The Russian Foreign Ministry said it had summoned U.S. Ambassador Michael McFaul over the case and a Russian television station published photographs which it said showed Fogle being detained, apparently wearing a blond wig.

A successor of the Soviet-era KGB, the FSB said Fogle worked for the Central Intelligence Agency and that he had been handed over to embassy officials at some point after his detention.

Diplomats accused of espionage are usually expelled or withdrawn.

“On the night of May 13-14, a staff employee of the CIA, Ryan Christopher Fogle … was detained by counter-espionage organs of the Russian FSB while attempting to recruit an employee of one of the Russian special services,” the FSB said.

“Recently, American intelligence has made multiple attempts to recruit employees of Russian law enforcement organs and special agencies, which have been detected and monitored by Russian FSB counterintelligence,” it said in a statement.

The embassy declined comment. McFaul, a former adviser to President Barack Obama, was holding a live question-and-answer session on Twitter as news of the detention was announced, but refused to take questions on the matter.

Russia Today television published photographs on its website which it said showed Fogle being detained. In one photograph, a man lies face-down on the ground with his arms held behind his back by another man, and apparently wearing a blond wig.

Another image showed two wigs, apparently found on him, as well as three pairs of glasses, a torch, a mobile phone and a compass. Aldo displayed was a wad of 500-euro ($650) notes and an envelope addressed to a “dear friend”.

The United States and Russia are still involved in espionage, more than two decades after the collapse of the Soviet Union and the end of the Cold War, and the FSB said such incidents were not unusual.

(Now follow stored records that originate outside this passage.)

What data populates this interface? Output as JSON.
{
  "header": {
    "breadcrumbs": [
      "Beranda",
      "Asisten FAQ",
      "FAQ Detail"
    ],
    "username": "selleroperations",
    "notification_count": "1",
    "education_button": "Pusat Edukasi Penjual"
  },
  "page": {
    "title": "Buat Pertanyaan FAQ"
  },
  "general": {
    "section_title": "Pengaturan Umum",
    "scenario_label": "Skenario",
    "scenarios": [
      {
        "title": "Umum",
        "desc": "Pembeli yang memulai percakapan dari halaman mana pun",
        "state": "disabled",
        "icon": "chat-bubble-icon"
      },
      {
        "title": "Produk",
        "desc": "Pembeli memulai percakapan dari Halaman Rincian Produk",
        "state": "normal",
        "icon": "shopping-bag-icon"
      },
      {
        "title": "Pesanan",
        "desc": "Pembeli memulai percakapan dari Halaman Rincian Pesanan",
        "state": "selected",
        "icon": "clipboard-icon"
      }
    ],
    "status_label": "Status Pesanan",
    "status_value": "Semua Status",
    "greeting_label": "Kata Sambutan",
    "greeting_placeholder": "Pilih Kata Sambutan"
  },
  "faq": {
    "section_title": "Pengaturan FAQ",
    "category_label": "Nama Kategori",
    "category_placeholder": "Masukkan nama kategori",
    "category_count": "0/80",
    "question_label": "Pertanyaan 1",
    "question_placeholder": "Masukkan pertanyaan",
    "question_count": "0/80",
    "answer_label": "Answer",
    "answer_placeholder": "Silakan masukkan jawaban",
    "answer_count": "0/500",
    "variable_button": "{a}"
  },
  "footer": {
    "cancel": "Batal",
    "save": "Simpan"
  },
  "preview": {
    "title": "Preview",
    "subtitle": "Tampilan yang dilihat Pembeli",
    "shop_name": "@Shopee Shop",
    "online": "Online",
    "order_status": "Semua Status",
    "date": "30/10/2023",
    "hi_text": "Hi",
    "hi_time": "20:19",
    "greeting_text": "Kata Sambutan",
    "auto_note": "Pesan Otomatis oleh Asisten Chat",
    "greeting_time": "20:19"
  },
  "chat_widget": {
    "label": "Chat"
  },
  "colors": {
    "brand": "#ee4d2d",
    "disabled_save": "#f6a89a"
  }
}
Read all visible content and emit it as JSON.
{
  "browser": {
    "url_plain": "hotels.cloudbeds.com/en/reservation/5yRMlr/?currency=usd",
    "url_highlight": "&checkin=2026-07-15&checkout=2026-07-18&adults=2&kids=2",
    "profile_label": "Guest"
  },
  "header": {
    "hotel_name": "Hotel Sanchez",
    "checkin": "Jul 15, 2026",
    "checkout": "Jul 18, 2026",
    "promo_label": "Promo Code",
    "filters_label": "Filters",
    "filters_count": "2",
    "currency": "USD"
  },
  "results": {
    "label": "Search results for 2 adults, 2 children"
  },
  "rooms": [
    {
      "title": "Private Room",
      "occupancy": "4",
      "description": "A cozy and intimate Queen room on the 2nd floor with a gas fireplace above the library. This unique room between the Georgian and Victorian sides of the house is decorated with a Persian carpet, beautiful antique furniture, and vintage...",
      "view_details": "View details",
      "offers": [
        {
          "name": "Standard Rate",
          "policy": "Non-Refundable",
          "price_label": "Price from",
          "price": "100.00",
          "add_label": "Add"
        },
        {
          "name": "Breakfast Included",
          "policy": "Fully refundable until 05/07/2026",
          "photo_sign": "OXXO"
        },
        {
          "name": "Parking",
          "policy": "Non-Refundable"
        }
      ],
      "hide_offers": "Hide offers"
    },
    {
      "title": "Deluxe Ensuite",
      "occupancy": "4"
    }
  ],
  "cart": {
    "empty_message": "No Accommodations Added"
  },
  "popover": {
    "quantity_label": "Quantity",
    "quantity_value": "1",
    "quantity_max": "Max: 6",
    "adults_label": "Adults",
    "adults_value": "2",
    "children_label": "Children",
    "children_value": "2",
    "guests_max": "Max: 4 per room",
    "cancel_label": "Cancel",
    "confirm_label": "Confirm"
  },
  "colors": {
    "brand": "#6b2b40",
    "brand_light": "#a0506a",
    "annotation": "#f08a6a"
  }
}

The last major espionage scandal occurred in 2010, when 10 Russian agents including Anna Chapman were arrested in the United States and later deported in exchange for four Russians imprisoned on charges of spying for the West.

U.S.-Russian relations turned colder after former KGB spy Vladimir Putin returned to the presidency a year ago.

The United States and Russia are also trying to improve counterterrorism cooperation following the Boston Marathon bombings on April 15. FBI chief Robert Mueller visited Moscow for talks last week.